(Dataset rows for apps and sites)

= = = = =

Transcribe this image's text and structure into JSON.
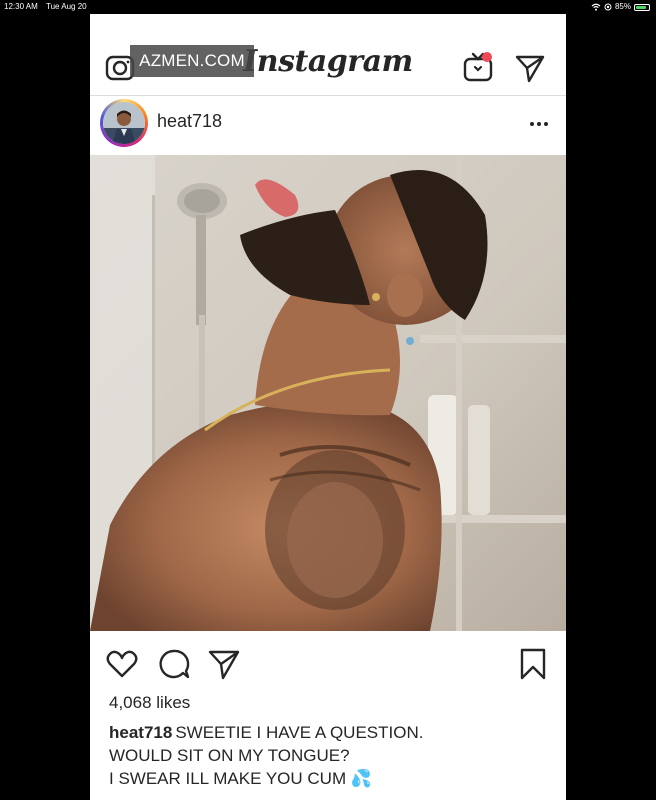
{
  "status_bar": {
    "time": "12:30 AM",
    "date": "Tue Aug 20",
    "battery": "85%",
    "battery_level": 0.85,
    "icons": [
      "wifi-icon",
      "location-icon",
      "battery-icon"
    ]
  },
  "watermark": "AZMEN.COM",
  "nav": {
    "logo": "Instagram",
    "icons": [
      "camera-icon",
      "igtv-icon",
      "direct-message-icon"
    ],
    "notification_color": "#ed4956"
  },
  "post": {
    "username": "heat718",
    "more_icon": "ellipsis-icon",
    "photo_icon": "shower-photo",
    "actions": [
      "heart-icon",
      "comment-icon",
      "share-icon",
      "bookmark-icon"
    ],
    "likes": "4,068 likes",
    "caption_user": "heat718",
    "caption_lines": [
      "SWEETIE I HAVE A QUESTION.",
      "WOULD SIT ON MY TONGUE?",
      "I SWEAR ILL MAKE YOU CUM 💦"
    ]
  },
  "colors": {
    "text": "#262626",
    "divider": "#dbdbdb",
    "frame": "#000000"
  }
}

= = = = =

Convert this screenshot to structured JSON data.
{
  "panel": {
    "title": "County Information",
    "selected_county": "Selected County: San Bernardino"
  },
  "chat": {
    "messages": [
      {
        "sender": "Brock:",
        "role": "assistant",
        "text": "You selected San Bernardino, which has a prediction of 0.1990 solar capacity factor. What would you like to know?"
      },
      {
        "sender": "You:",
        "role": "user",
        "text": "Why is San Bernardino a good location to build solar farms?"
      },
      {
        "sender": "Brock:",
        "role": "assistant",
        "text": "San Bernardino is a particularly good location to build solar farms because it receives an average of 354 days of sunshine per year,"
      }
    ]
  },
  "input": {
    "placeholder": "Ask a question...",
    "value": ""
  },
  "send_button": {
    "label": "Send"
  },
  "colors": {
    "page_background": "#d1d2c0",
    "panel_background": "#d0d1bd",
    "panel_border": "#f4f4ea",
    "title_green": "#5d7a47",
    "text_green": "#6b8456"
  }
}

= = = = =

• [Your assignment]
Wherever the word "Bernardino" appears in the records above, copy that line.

• [Written solution]
    "selected_county": "Selected County: San Bernardino"
        "text": "You selected San Bernardino, which has a prediction of 0.1990 solar capacity factor. What would you like to know?"
        "text": "Why is San Bernardino a good location to build solar farms?"
        "text": "San Bernardino is a particularly good location to build solar farms because it receives an average of 354 days of sunshine per year,"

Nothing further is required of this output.